▸ WHAT TO DO
Among the entries below, count the lines containing the string "content". Only the count is needed.

▸ SUPPLIED MATERIAL
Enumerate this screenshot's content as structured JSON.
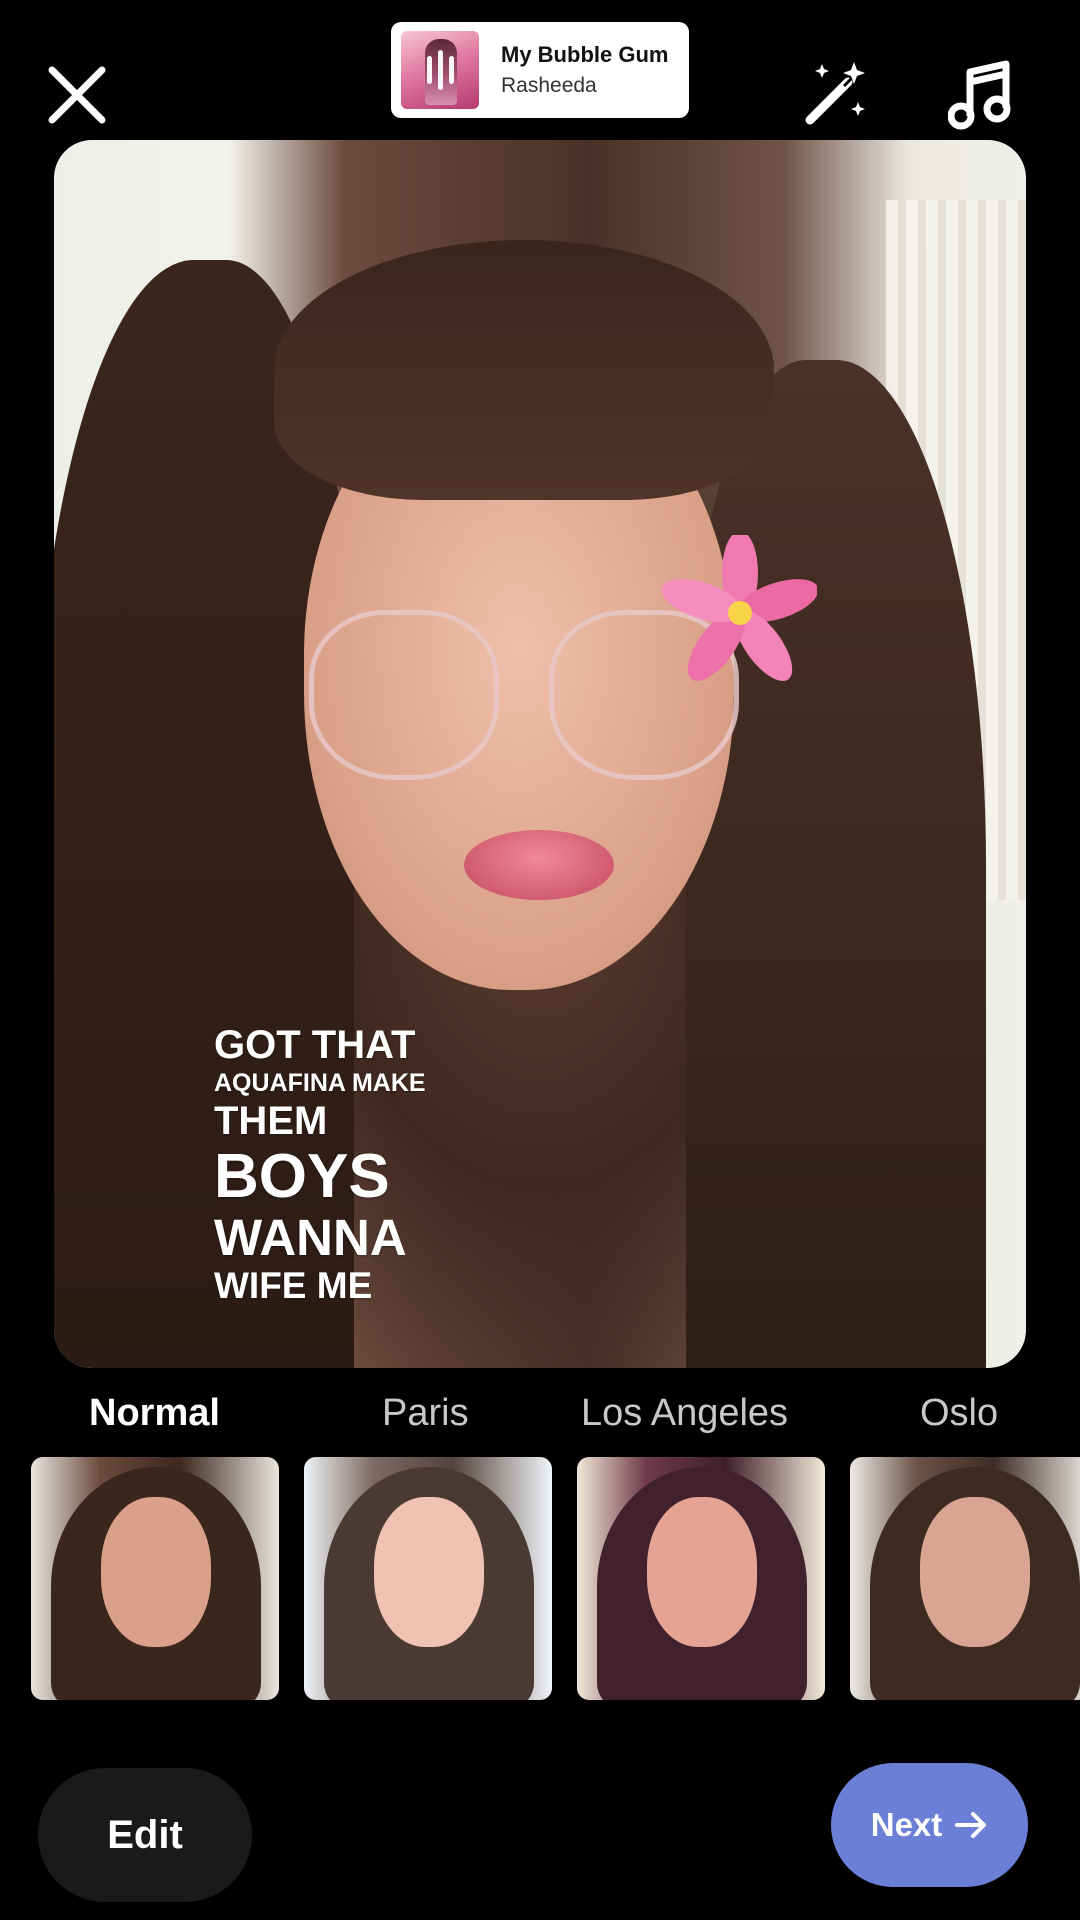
{
  "top_bar": {
    "close_icon": "close-icon",
    "wand_icon": "magic-wand-icon",
    "music_icon": "music-note-icon"
  },
  "music": {
    "title": "My Bubble Gum",
    "artist": "Rasheeda"
  },
  "lyrics": {
    "line1": "GOT THAT",
    "line2": "AQUAFINA MAKE",
    "line3": "THEM",
    "line4": "BOYS",
    "line5": "WANNA",
    "line6": "WIFE ME"
  },
  "filters": {
    "items": [
      {
        "label": "Normal",
        "active": true
      },
      {
        "label": "Paris",
        "active": false
      },
      {
        "label": "Los Angeles",
        "active": false
      },
      {
        "label": "Oslo",
        "active": false
      }
    ]
  },
  "actions": {
    "edit_label": "Edit",
    "next_label": "Next",
    "next_icon": "arrow-right-icon",
    "next_color": "#6b7fd6"
  }
}
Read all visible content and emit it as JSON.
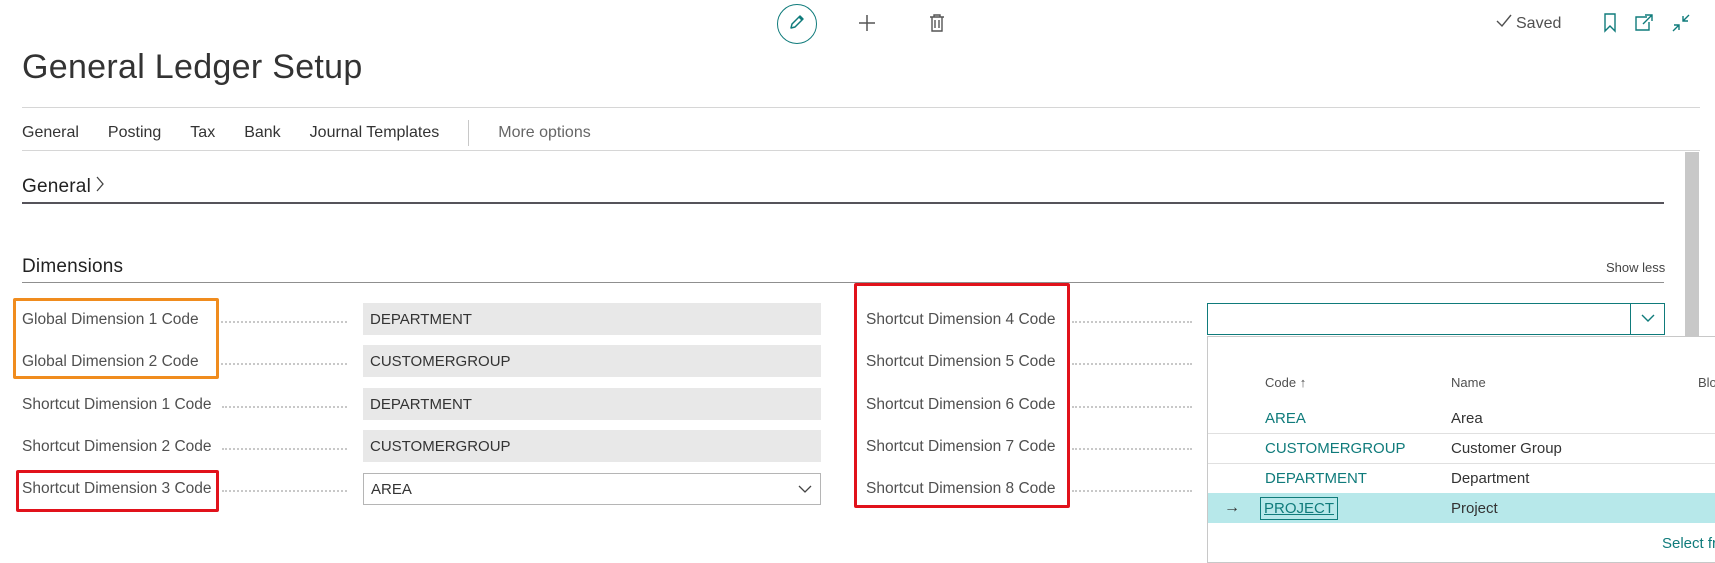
{
  "header": {
    "title": "General Ledger Setup",
    "status": "Saved"
  },
  "tabs": [
    "General",
    "Posting",
    "Tax",
    "Bank",
    "Journal Templates"
  ],
  "more_options": "More options",
  "sections": {
    "general": "General",
    "dimensions": "Dimensions",
    "show_less": "Show less"
  },
  "left_fields": [
    {
      "label": "Global Dimension 1 Code",
      "value": "DEPARTMENT"
    },
    {
      "label": "Global Dimension 2 Code",
      "value": "CUSTOMERGROUP"
    },
    {
      "label": "Shortcut Dimension 1 Code",
      "value": "DEPARTMENT"
    },
    {
      "label": "Shortcut Dimension 2 Code",
      "value": "CUSTOMERGROUP"
    },
    {
      "label": "Shortcut Dimension 3 Code",
      "value": "AREA"
    }
  ],
  "right_fields": [
    {
      "label": "Shortcut Dimension 4 Code",
      "value": ""
    },
    {
      "label": "Shortcut Dimension 5 Code"
    },
    {
      "label": "Shortcut Dimension 6 Code"
    },
    {
      "label": "Shortcut Dimension 7 Code"
    },
    {
      "label": "Shortcut Dimension 8 Code"
    }
  ],
  "lookup": {
    "columns": {
      "code": "Code",
      "code_sort": "↑",
      "name": "Name",
      "blocked_partial": "Blo"
    },
    "rows": [
      {
        "code": "AREA",
        "name": "Area"
      },
      {
        "code": "CUSTOMERGROUP",
        "name": "Customer Group"
      },
      {
        "code": "DEPARTMENT",
        "name": "Department"
      },
      {
        "code": "PROJECT",
        "name": "Project"
      }
    ],
    "selected_arrow": "→",
    "select_from_partial": "Select fr"
  },
  "colors": {
    "accent": "#0f7b7b",
    "highlight_orange": "#f08c1e",
    "highlight_red": "#e1121b",
    "selected_row": "#b7e8ea"
  }
}
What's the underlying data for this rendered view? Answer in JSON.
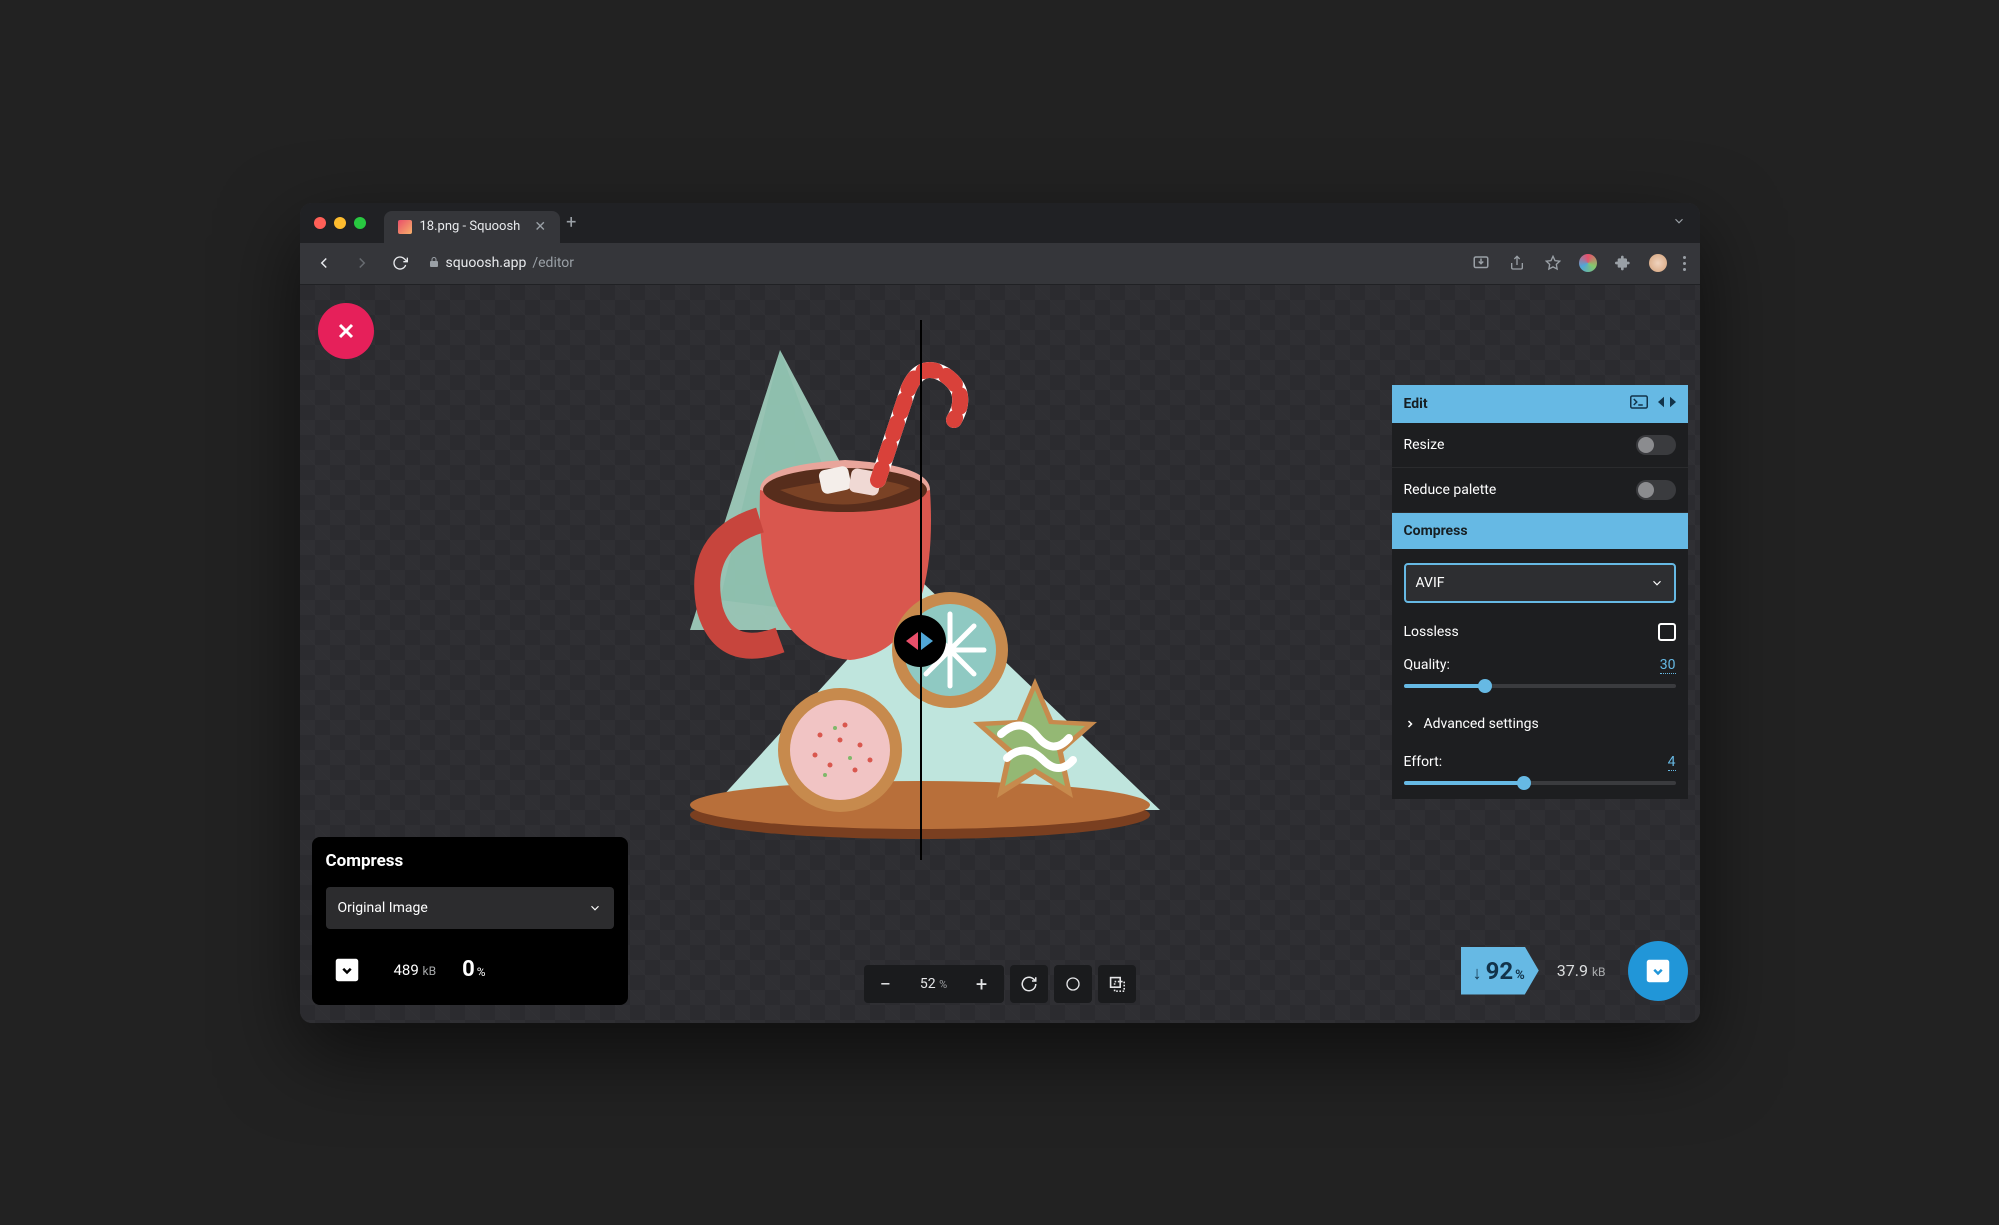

▸ TASK RESPONSE
2